Several points in Judge Srinivasan’s concurring opinion highlight the complexity of the analysis. In his opinion, the court should not have ruled on the First Amendment issue because the D.C. Circuit is conducting an en banc review of another case, American Meat Institute v. United States Department of Agriculture, that could change the conclusion that rational basis review only applies to compelled speech with an interest tied to preventing consumer deception. As he explains, a critical step in the majority’s First Amendment analysis is that the relaxed, rational basis standard of review did not apply to the conflicts mineral rule, because the rule was not related to a consumer protection interest. Judge Srinivasan asserts that the validity of this principle is being reviewed in the pending American Meat case. Judge Srinivasan argues that if the en banc court decides that “mandatory disclosure” obligations can properly proceed, even if they service interests aside from addressing consumer deception, the present case would need to be reconsidered afresh.
Consequently the conflict minerals rule is still in limbo. It is possible that the SEC will await a possible favorable decision from the en banc court, and then argue to the district court on remand that a rational basis review applies and the rule should survive. It is also possible that NAM will move quickly to seek to enjoin enforcement of the entire rule at the District Court. However, as Judge Srinivasan asserted in his concurring opinion, the Dodd Frank Act “contains no mandate to use any magic words when categorizing those products.” If the courts ultimately agree that the Dodd Frank Act does not compel speech, the D.C. Circuit’s caveat would apply and the NAM decision would not invalidate the statute itself.
Clarification from the SEC about interim responsibilities would be welcomed by the issuer community. In the meantime, issuers should consult with counsel concerning their responsibilities under the conflict minerals rule.
Compliance Guidance: Updated FAQs

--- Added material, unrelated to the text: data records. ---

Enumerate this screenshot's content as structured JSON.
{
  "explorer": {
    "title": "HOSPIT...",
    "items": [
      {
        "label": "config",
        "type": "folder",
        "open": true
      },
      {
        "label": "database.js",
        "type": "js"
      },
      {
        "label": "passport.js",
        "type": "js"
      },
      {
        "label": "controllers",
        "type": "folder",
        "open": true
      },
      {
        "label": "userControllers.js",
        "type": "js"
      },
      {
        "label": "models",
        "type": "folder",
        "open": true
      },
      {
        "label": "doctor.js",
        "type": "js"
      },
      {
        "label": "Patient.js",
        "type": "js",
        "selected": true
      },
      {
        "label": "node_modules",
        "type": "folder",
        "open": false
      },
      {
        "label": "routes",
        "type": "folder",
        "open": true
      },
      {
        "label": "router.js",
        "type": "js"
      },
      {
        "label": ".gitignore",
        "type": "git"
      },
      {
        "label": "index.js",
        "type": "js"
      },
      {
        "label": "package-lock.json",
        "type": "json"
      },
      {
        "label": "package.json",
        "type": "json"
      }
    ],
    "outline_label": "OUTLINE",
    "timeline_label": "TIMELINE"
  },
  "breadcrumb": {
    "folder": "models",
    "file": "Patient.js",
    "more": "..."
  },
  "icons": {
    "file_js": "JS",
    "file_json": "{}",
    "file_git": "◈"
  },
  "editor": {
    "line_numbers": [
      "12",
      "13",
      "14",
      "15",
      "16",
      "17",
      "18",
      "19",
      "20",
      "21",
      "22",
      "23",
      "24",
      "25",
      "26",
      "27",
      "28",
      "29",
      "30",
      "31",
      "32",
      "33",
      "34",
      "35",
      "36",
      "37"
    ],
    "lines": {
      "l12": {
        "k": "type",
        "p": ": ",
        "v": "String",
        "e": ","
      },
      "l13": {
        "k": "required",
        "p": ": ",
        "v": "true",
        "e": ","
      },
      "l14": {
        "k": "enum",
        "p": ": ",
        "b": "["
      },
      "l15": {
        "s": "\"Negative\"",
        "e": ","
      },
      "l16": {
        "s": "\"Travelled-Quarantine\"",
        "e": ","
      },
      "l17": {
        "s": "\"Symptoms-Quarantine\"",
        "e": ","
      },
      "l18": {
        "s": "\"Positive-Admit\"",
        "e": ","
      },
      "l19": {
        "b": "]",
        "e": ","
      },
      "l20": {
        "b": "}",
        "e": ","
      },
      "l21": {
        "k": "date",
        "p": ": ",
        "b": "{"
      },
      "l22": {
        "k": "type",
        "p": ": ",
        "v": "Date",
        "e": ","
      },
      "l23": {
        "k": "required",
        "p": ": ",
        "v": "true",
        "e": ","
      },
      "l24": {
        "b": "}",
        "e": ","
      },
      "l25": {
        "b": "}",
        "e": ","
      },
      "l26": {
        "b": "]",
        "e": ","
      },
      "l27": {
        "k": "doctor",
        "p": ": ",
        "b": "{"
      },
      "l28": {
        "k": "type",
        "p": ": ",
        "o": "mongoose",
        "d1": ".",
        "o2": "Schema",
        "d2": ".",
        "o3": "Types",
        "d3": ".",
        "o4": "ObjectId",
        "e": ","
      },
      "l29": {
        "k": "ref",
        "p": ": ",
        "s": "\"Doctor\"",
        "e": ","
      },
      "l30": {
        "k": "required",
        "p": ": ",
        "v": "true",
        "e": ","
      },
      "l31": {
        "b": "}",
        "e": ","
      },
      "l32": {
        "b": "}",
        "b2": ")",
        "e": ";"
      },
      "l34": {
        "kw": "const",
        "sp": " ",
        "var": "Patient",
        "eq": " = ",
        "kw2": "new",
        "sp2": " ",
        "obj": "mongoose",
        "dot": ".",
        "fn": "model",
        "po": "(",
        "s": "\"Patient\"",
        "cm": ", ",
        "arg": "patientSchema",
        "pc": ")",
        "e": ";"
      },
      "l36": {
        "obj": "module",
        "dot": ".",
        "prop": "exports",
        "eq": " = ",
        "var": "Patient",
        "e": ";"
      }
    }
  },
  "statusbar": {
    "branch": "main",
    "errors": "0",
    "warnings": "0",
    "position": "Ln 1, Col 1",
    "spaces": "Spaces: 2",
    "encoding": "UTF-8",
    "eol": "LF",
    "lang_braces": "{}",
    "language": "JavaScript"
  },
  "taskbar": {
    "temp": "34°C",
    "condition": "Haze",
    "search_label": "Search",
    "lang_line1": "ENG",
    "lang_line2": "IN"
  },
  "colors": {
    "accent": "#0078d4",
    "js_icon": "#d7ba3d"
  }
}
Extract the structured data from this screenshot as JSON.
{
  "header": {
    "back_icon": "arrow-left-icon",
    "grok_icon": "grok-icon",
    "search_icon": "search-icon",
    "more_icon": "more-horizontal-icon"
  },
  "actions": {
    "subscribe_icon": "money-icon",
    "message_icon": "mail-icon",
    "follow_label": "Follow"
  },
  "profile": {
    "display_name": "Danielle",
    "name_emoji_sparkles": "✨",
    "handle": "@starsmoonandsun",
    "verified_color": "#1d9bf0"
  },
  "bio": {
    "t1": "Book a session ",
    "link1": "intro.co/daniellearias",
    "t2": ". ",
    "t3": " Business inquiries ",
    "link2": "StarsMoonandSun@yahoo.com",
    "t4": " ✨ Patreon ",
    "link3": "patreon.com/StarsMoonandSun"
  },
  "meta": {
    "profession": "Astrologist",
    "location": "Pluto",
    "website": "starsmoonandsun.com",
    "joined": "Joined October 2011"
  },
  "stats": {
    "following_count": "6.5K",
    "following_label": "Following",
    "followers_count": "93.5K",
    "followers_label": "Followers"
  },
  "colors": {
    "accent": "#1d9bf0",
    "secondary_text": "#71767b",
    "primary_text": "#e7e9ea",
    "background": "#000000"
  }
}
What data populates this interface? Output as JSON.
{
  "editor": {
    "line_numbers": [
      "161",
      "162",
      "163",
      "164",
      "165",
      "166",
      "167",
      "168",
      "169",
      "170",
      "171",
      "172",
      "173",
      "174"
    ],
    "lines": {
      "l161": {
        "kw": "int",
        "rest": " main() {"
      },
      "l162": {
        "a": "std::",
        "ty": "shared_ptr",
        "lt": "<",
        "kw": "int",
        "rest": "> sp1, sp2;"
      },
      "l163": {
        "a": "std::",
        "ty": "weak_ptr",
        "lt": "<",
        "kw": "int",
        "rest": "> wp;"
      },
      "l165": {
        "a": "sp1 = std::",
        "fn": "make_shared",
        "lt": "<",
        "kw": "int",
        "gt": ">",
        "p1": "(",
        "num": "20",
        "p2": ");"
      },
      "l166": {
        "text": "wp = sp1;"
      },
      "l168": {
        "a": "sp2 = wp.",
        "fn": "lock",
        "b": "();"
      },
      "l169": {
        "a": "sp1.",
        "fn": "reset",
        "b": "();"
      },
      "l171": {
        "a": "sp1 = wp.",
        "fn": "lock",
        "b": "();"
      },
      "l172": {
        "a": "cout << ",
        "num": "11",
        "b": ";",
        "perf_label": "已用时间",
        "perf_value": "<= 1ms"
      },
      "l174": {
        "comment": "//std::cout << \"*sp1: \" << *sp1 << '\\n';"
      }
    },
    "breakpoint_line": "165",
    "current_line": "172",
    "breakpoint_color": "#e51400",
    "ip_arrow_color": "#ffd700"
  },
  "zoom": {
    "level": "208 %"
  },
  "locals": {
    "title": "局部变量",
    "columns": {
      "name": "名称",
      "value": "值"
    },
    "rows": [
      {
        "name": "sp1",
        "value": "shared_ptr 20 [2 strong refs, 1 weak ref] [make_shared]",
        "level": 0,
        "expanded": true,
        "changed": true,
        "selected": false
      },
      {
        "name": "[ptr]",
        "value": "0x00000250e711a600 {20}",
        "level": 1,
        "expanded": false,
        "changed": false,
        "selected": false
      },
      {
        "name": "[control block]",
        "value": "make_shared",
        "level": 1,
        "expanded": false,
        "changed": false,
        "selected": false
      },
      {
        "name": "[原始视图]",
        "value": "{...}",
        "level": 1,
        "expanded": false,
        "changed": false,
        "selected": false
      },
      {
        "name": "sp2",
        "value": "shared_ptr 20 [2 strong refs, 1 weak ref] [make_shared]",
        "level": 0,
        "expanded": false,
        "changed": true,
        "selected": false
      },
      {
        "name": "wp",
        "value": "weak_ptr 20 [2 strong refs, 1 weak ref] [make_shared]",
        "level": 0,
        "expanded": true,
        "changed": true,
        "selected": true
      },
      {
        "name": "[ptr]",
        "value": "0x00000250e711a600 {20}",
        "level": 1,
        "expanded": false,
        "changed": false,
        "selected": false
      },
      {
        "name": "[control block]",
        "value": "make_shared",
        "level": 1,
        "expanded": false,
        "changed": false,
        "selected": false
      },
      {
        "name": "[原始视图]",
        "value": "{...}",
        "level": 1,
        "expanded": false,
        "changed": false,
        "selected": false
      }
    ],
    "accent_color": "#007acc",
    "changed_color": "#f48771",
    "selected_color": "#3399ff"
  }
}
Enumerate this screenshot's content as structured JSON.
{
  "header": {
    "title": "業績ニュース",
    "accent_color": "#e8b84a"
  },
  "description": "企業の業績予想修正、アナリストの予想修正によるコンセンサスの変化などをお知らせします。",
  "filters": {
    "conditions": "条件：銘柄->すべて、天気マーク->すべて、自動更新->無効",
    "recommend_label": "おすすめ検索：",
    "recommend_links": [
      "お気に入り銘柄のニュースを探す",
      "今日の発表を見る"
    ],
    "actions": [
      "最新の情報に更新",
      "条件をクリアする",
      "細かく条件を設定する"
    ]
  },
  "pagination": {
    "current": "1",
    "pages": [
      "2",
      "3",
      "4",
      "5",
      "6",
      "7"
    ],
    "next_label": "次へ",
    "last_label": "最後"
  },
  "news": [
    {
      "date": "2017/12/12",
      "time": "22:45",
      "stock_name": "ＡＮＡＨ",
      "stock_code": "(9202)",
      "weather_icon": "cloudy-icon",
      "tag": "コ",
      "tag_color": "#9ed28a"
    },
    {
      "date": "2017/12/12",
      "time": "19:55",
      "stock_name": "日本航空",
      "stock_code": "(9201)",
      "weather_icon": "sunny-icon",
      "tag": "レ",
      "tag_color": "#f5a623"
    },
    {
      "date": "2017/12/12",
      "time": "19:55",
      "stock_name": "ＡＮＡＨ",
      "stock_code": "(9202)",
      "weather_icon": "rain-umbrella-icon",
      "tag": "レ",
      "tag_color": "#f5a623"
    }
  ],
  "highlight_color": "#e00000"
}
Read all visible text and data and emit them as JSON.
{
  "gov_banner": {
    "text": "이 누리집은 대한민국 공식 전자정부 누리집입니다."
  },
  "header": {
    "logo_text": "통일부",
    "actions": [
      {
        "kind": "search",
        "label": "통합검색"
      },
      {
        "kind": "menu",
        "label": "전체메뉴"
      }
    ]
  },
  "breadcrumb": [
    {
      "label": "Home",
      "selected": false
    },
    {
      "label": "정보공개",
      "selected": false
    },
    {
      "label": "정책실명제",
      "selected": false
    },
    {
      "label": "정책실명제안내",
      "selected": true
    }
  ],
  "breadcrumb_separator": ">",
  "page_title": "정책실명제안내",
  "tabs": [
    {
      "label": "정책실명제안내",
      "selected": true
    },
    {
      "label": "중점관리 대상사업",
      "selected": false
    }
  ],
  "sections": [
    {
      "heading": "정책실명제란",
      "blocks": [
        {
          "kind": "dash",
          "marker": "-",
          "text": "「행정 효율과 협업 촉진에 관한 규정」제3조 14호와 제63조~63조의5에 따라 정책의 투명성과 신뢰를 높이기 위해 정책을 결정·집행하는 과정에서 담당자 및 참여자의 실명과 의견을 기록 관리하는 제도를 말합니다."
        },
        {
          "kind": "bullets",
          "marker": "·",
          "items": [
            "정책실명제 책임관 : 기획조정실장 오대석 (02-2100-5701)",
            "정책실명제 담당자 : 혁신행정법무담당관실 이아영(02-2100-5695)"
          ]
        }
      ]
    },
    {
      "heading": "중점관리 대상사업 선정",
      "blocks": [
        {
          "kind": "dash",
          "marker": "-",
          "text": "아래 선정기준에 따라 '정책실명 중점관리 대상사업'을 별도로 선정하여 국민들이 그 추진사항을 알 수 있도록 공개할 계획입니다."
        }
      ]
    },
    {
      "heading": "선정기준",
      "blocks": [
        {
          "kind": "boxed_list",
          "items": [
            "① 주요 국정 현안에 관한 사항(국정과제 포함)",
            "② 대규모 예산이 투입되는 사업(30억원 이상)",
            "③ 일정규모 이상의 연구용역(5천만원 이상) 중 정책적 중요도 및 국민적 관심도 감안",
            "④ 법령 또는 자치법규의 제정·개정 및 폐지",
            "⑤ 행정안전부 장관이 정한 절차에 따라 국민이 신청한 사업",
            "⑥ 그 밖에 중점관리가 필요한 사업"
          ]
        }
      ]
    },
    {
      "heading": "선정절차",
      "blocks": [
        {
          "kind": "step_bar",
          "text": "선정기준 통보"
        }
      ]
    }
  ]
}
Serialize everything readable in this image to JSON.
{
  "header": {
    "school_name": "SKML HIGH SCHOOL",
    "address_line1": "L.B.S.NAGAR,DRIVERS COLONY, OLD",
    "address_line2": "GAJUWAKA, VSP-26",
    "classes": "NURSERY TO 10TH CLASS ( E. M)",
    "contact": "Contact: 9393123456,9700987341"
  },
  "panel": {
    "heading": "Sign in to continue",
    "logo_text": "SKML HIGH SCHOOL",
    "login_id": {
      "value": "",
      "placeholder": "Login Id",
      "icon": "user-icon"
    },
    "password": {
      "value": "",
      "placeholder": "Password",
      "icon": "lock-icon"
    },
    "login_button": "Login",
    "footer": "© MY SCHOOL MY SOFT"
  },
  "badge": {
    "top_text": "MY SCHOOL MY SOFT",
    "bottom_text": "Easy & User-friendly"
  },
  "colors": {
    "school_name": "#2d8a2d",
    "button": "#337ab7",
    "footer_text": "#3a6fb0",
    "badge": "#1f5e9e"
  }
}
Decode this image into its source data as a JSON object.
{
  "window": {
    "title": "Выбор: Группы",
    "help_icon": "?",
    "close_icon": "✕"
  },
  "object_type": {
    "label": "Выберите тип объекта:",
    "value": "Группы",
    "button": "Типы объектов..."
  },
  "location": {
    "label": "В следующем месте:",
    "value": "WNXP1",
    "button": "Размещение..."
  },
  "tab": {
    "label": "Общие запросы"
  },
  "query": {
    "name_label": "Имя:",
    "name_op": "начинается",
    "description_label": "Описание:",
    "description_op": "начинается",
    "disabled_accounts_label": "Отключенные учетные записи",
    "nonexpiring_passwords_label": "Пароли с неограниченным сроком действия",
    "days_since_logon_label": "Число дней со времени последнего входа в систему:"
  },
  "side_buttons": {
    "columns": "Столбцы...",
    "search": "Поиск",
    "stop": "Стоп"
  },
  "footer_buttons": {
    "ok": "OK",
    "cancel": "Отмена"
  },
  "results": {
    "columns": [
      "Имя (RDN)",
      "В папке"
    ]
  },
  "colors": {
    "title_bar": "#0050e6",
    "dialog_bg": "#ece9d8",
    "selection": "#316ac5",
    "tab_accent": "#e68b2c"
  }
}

Prior to the court’s decision, the SEC published updated conflict minerals FAQs on its website. The updates focused particular attention on the rule’s IPSA requirement. An IPSA of the Conflicts Minerals Report is required if the minerals used in an issuer’s products may have originated in one of the covered countries, but did not finance or benefit armed groups, or if the minerals are classified as Not Been Found to Be DRC Conflict Free. The IPSA evaluates the issuer’s due diligence framework and measures. The FAQs and responses are available at: http://www.sec.gov/divisions/corpfin/guidance/conflictminerals-faq.htm.